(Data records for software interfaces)
+ + +

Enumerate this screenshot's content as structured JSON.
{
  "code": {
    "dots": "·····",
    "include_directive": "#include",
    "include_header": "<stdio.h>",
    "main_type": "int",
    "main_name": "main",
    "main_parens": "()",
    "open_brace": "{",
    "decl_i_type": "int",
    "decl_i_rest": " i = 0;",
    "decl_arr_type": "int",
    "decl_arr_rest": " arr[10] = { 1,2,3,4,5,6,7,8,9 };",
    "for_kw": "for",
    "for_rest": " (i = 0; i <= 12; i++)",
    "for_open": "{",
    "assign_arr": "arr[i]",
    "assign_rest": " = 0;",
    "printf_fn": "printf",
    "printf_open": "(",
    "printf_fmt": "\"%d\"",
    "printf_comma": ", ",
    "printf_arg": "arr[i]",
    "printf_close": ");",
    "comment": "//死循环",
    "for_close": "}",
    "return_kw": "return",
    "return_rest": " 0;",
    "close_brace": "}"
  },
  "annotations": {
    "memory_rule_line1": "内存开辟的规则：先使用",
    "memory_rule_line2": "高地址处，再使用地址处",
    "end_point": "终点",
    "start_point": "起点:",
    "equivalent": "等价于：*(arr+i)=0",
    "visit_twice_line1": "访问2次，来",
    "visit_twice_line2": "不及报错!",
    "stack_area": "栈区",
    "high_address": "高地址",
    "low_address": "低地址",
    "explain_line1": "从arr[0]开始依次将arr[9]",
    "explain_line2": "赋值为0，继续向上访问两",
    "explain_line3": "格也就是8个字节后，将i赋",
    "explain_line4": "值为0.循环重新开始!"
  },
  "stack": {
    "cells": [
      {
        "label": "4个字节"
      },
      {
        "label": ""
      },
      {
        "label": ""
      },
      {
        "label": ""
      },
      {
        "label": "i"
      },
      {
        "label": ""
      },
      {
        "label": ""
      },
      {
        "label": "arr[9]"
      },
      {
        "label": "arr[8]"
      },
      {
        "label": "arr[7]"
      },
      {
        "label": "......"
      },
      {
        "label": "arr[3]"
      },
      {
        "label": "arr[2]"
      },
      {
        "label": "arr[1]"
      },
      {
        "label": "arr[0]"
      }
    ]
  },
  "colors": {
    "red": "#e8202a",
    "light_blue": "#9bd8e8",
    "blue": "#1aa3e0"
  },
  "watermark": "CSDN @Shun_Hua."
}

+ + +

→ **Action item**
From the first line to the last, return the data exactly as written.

→ **Task response**
Enumerate this screenshot's content as structured JSON.
{
  "code": {
    "dots": "·····",
    "include_directive": "#include",
    "include_header": "<stdio.h>",
    "main_type": "int",
    "main_name": "main",
    "main_parens": "()",
    "open_brace": "{",
    "decl_i_type": "int",
    "decl_i_rest": " i = 0;",
    "decl_arr_type": "int",
    "decl_arr_rest": " arr[10] = { 1,2,3,4,5,6,7,8,9 };",
    "for_kw": "for",
    "for_rest": " (i = 0; i <= 12; i++)",
    "for_open": "{",
    "assign_arr": "arr[i]",
    "assign_rest": " = 0;",
    "printf_fn": "printf",
    "printf_open": "(",
    "printf_fmt": "\"%d\"",
    "printf_comma": ", ",
    "printf_arg": "arr[i]",
    "printf_close": ");",
    "comment": "//死循环",
    "for_close": "}",
    "return_kw": "return",
    "return_rest": " 0;",
    "close_brace": "}"
  },
  "annotations": {
    "memory_rule_line1": "内存开辟的规则：先使用",
    "memory_rule_line2": "高地址处，再使用地址处",
    "end_point": "终点",
    "start_point": "起点:",
    "equivalent": "等价于：*(arr+i)=0",
    "visit_twice_line1": "访问2次，来",
    "visit_twice_line2": "不及报错!",
    "stack_area": "栈区",
    "high_address": "高地址",
    "low_address": "低地址",
    "explain_line1": "从arr[0]开始依次将arr[9]",
    "explain_line2": "赋值为0，继续向上访问两",
    "explain_line3": "格也就是8个字节后，将i赋",
    "explain_line4": "值为0.循环重新开始!"
  },
  "stack": {
    "cells": [
      {
        "label": "4个字节"
      },
      {
        "label": ""
      },
      {
        "label": ""
      },
      {
        "label": ""
      },
      {
        "label": "i"
      },
      {
        "label": ""
      },
      {
        "label": ""
      },
      {
        "label": "arr[9]"
      },
      {
        "label": "arr[8]"
      },
      {
        "label": "arr[7]"
      },
      {
        "label": "......"
      },
      {
        "label": "arr[3]"
      },
      {
        "label": "arr[2]"
      },
      {
        "label": "arr[1]"
      },
      {
        "label": "arr[0]"
      }
    ]
  },
  "colors": {
    "red": "#e8202a",
    "light_blue": "#9bd8e8",
    "blue": "#1aa3e0"
  },
  "watermark": "CSDN @Shun_Hua."
}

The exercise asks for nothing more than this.